● Records from a collection

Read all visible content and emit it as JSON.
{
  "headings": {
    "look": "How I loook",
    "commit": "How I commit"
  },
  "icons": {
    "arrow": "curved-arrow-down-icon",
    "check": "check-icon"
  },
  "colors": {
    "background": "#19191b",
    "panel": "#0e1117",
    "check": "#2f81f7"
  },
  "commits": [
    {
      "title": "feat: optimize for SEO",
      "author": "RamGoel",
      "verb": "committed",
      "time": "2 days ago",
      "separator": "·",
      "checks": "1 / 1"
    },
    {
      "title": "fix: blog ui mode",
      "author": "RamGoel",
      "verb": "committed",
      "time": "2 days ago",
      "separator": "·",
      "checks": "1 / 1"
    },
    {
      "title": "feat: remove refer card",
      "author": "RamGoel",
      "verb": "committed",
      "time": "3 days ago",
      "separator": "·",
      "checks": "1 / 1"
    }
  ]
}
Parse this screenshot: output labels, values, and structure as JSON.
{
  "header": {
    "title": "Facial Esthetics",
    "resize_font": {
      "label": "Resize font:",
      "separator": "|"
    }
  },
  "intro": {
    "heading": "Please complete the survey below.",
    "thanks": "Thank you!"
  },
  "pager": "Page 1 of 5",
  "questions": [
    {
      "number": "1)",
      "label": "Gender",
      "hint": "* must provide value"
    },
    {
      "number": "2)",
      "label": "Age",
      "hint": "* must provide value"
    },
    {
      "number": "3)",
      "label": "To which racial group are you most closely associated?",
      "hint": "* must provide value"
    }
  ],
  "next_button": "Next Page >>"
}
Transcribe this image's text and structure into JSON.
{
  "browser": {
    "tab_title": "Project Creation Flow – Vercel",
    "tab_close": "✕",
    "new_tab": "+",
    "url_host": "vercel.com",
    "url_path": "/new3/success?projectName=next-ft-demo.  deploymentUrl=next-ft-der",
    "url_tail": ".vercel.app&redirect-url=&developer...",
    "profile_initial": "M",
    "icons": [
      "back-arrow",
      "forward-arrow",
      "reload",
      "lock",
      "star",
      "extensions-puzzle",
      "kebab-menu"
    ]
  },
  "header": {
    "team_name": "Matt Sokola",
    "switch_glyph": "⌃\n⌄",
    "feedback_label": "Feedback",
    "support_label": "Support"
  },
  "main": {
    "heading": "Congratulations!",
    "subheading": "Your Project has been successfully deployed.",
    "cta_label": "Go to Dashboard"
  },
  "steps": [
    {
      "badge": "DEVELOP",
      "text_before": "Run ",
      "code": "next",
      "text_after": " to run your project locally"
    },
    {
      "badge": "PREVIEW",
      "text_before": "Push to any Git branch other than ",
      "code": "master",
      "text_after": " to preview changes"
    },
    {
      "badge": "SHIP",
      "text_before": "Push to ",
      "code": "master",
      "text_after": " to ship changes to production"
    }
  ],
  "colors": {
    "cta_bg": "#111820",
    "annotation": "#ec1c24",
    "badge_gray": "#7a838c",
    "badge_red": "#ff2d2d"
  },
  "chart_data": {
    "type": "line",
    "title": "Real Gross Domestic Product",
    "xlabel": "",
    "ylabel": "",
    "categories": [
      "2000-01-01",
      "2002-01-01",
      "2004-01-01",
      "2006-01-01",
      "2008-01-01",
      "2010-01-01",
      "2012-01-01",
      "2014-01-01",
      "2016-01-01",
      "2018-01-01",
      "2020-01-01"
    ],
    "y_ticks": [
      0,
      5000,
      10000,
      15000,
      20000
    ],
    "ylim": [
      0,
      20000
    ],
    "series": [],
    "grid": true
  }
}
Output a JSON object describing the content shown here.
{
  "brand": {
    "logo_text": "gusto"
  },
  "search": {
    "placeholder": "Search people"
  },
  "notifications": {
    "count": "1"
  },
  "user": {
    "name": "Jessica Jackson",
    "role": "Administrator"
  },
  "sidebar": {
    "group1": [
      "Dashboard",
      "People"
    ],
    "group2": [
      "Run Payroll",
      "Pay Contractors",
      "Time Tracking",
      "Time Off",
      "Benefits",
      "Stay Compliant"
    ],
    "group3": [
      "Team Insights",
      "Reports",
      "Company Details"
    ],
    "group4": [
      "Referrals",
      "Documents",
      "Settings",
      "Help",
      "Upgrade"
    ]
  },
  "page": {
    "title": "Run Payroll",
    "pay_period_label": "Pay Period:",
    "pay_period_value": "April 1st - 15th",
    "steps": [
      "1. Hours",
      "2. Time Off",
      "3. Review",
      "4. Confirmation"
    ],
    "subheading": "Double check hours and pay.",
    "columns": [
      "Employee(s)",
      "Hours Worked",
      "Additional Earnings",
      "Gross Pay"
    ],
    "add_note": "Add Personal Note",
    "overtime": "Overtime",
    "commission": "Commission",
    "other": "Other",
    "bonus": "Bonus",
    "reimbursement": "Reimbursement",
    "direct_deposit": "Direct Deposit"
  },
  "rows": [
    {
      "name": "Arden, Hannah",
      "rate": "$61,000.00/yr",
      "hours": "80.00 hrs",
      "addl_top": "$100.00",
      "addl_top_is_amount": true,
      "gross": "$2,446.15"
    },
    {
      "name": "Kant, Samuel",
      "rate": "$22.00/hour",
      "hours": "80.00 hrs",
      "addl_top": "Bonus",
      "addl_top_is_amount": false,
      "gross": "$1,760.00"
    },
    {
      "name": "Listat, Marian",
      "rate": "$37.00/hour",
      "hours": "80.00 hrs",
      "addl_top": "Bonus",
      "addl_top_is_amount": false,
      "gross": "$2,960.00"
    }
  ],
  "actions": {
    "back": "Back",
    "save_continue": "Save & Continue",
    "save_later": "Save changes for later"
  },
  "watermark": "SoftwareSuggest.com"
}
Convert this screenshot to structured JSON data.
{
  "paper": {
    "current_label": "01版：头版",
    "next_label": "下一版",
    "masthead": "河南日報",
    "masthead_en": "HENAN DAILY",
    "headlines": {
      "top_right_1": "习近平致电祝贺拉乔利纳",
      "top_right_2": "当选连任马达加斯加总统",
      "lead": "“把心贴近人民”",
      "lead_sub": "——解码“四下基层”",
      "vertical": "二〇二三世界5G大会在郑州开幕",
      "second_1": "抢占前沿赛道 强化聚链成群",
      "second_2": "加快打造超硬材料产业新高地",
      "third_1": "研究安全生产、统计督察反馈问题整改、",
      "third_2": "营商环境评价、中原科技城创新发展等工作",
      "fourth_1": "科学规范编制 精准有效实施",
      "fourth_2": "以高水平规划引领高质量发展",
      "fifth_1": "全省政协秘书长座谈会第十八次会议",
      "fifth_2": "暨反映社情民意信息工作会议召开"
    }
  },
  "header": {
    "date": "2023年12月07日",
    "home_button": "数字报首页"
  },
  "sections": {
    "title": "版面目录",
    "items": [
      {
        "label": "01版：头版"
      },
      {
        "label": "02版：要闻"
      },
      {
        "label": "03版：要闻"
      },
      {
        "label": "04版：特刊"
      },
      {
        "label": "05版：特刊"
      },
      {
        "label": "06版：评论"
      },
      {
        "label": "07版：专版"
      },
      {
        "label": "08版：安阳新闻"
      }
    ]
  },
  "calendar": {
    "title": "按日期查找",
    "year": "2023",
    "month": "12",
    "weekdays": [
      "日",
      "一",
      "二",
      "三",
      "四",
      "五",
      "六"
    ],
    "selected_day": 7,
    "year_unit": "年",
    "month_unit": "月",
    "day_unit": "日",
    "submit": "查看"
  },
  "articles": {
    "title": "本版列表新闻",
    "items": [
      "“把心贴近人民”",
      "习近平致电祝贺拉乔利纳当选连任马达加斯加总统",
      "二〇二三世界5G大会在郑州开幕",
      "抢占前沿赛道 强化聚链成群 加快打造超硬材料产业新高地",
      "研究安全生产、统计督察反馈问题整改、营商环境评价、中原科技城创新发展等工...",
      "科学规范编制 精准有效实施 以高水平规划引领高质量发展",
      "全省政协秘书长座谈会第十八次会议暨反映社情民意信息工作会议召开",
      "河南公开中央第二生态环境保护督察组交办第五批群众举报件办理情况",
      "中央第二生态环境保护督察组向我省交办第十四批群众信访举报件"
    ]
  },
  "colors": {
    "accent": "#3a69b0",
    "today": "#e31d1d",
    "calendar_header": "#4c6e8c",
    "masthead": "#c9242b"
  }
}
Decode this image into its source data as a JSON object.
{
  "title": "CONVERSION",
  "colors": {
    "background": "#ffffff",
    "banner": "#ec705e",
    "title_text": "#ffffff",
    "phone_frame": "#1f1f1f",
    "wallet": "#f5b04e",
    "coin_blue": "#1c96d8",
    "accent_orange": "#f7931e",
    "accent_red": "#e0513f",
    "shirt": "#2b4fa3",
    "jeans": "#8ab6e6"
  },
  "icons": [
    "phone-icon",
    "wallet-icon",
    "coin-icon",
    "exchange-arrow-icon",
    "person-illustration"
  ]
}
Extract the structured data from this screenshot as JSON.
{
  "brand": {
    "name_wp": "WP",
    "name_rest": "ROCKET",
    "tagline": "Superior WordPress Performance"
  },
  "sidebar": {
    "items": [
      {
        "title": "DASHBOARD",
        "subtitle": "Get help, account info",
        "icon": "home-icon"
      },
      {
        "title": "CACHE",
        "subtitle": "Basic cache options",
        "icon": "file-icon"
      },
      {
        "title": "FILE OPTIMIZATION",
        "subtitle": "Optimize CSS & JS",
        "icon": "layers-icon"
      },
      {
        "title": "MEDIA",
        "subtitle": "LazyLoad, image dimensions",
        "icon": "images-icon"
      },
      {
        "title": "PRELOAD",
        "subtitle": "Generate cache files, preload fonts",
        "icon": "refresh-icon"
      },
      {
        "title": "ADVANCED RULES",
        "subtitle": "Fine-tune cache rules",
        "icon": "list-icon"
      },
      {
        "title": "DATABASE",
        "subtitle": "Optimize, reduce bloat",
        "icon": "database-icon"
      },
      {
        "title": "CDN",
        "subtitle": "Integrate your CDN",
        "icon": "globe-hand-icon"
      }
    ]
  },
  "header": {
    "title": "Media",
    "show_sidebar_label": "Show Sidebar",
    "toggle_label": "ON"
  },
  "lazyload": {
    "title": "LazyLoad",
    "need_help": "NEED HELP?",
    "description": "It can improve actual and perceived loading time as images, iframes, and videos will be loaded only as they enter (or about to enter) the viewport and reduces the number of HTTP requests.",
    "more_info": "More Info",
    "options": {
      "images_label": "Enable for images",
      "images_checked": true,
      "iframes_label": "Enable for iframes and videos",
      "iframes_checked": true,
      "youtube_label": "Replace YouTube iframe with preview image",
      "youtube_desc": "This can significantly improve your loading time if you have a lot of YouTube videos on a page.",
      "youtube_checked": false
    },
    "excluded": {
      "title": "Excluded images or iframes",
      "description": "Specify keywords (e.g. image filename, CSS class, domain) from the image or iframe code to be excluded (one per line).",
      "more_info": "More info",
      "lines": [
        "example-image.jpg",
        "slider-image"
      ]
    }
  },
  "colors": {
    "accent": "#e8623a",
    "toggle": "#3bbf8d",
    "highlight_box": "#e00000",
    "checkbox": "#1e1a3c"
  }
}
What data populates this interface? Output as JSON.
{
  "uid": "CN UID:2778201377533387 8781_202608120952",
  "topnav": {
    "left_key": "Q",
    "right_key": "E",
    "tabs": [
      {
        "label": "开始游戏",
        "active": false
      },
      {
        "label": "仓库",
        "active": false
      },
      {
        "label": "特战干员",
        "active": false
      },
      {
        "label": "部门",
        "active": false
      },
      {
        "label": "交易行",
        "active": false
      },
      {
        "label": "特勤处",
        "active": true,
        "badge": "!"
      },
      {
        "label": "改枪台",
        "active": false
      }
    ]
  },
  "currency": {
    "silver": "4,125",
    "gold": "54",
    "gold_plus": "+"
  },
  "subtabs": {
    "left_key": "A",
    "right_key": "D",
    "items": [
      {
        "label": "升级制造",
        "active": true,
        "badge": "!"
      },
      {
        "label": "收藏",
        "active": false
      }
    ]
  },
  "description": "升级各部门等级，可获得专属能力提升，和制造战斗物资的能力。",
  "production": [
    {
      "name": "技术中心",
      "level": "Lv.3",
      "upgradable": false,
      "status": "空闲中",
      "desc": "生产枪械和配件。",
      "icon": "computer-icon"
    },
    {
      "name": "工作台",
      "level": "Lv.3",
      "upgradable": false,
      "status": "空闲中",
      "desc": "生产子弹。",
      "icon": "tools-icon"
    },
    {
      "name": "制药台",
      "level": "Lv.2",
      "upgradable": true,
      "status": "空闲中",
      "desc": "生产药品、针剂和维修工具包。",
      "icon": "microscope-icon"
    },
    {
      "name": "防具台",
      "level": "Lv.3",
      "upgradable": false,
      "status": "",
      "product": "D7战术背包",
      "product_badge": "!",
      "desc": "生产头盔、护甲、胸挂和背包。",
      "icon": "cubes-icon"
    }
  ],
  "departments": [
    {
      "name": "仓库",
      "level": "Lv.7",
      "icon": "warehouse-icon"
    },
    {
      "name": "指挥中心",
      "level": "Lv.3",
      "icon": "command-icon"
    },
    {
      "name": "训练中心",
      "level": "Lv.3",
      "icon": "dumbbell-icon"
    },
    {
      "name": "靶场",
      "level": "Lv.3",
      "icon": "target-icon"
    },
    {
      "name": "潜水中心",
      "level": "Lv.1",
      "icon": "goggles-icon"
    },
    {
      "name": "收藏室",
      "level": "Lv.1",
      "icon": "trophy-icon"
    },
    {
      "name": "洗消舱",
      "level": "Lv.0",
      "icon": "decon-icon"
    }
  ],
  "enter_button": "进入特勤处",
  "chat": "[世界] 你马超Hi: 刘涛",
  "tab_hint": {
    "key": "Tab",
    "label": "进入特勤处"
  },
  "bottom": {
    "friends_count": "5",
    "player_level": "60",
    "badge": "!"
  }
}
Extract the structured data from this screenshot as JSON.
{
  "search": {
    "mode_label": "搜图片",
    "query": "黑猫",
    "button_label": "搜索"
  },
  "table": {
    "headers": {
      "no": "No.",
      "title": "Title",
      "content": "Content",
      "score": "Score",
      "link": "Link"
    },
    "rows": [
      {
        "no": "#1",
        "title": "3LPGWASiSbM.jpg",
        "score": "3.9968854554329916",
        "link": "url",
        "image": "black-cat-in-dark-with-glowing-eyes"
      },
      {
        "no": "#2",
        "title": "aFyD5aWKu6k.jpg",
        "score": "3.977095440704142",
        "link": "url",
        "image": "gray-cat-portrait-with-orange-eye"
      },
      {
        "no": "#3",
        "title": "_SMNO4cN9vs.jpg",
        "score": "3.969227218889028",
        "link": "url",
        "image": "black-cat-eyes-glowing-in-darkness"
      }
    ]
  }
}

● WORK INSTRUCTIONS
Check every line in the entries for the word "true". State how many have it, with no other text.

● SOLUTION TO THIS EXERCISE
7